According to him, Butina made the decision to appeal the sentence on her own

WASHINGTON, May 16. /TASS/. The decision of Russian national Maria Butina to file an appeal against her 18-month sentence won’t necessarily allow her to walk free from prison earlier, but this will set a precedent in similar cases, her attorney Robert Driscoll told TASS.

"I don’t think it will get her out necessarily before she’s going to serve her time. But for future people it would essentially challenge the law," Driscoll said.

According to him, Butina made the decision to appeal the sentence on her own. "It’s Maria’s decision and we support her," the attorney said.

In December, US District Judge Tanya Chutkan noted that after reaching a plea agreement and pleading guilty Butina deprived herself of the right to lodge an appeal, but there was an exception. The attorney explained that this was related to the rights of foreign citizens, which are stipulated in the US Constitution. There is a possible legal argument that an appeal can be filed on certain constitutional grounds that are not available through a plea agreement, Driscoll explained.

However, "it will be weeks" before the appeals court starts considering the document.

Butina’s case

Maria Butina, 30, was arrested in Washington DC on July 15, 2018 - prior to the Helsinki meeting between Russian President Vladimir Putin and his US counterpart Donald Trump. The US Department of Justice said that she was suspected of acting "as an agent of Russia inside the United States by developing relationships with US persons and infiltrating organizations having influence in American politics, for the purpose of advancing the interests of the Russian Federation."

On December 13, Butina pleaded guilty to a conspiracy to violate the US law governing foreign agents operating in the country and signed a plea agreement. Butina had arrived in the United States for a course of studies. She did a master’s degree at American University, where she studied international relations.

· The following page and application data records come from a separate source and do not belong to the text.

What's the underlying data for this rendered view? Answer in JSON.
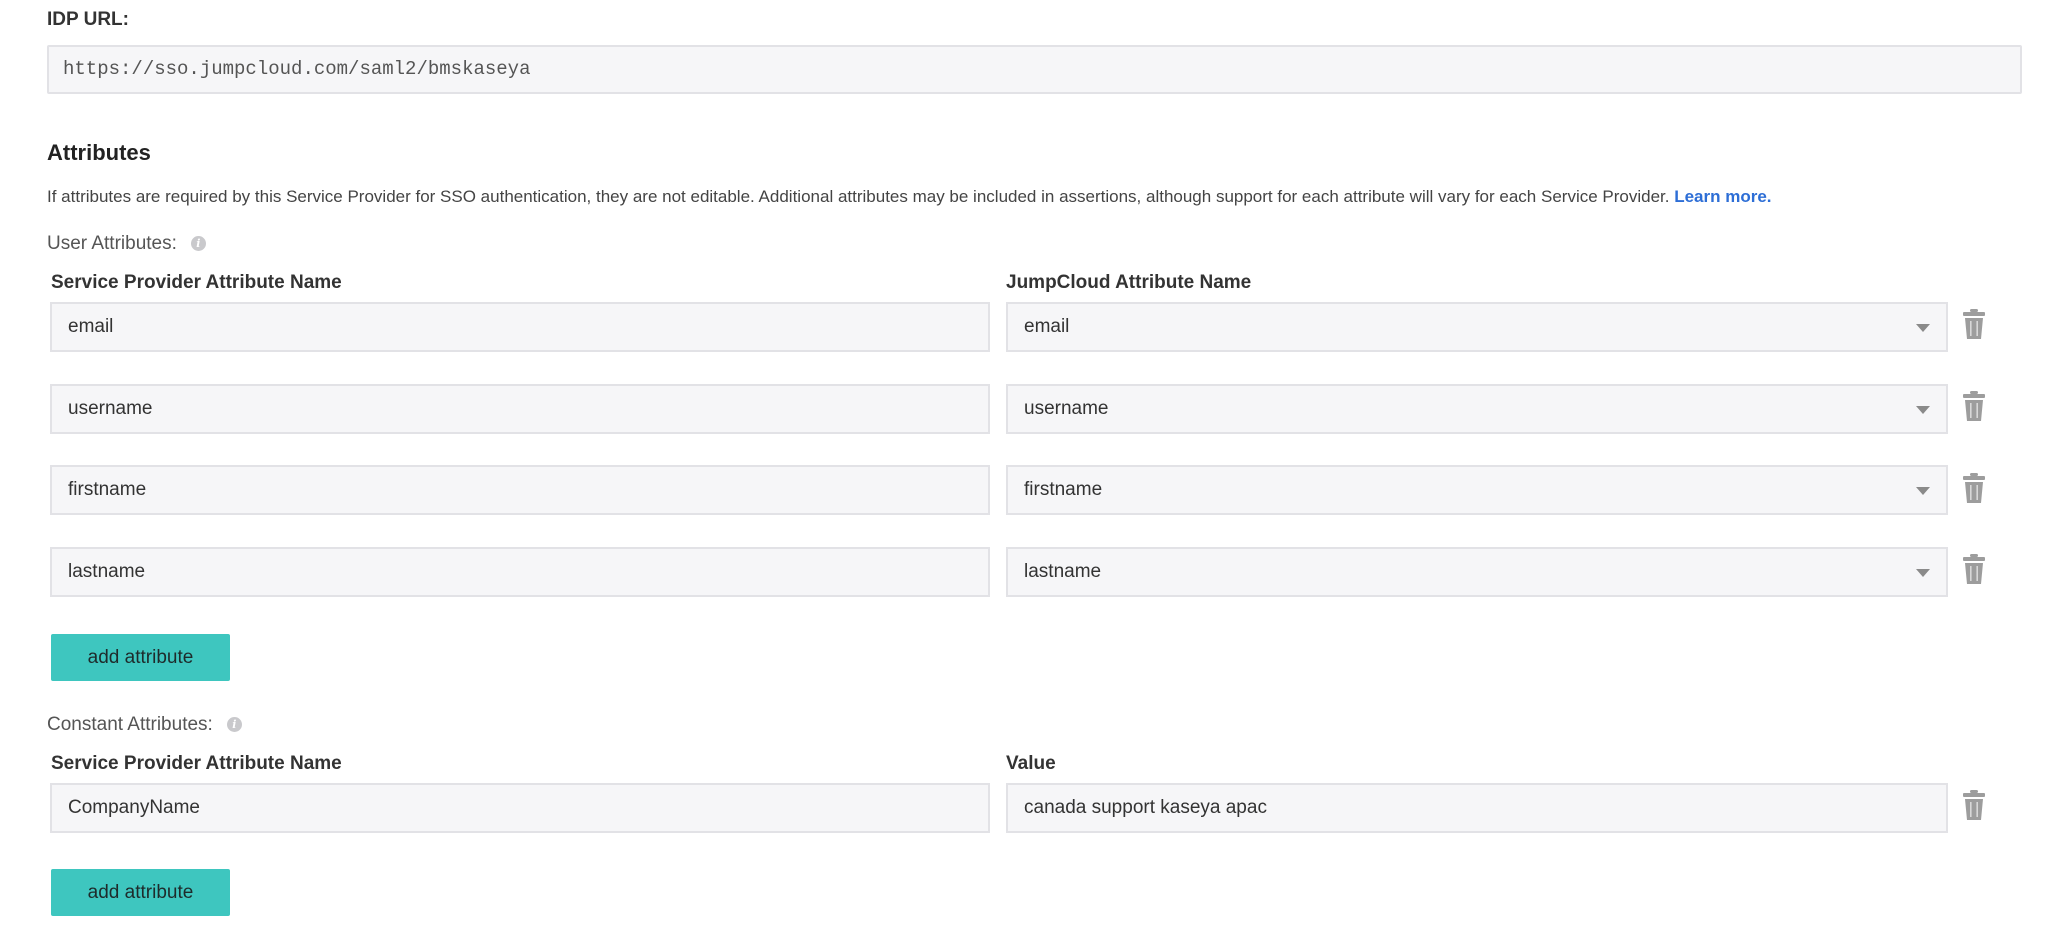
{
  "idp": {
    "label": "IDP URL:",
    "value": "https://sso.jumpcloud.com/saml2/bmskaseya"
  },
  "attributes": {
    "title": "Attributes",
    "description": "If attributes are required by this Service Provider for SSO authentication, they are not editable. Additional attributes may be included in assertions, although support for each attribute will vary for each Service Provider.",
    "learn_more": "Learn more.",
    "user": {
      "label": "User Attributes:",
      "col_sp": "Service Provider Attribute Name",
      "col_jc": "JumpCloud Attribute Name",
      "rows": [
        {
          "sp": "email",
          "jc": "email"
        },
        {
          "sp": "username",
          "jc": "username"
        },
        {
          "sp": "firstname",
          "jc": "firstname"
        },
        {
          "sp": "lastname",
          "jc": "lastname"
        }
      ],
      "add_button": "add attribute"
    },
    "constant": {
      "label": "Constant Attributes:",
      "col_sp": "Service Provider Attribute Name",
      "col_value": "Value",
      "rows": [
        {
          "sp": "CompanyName",
          "value": "canada support kaseya apac"
        }
      ],
      "add_button": "add attribute"
    }
  },
  "icons": {
    "info": "info-icon",
    "trash": "trash-icon",
    "dropdown": "chevron-down-icon"
  },
  "colors": {
    "accent_button": "#3ec6bf",
    "link": "#2d6ed6"
  }
}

Moscow insisted that Butina had been arrested on trumped-up charges and demanded her release.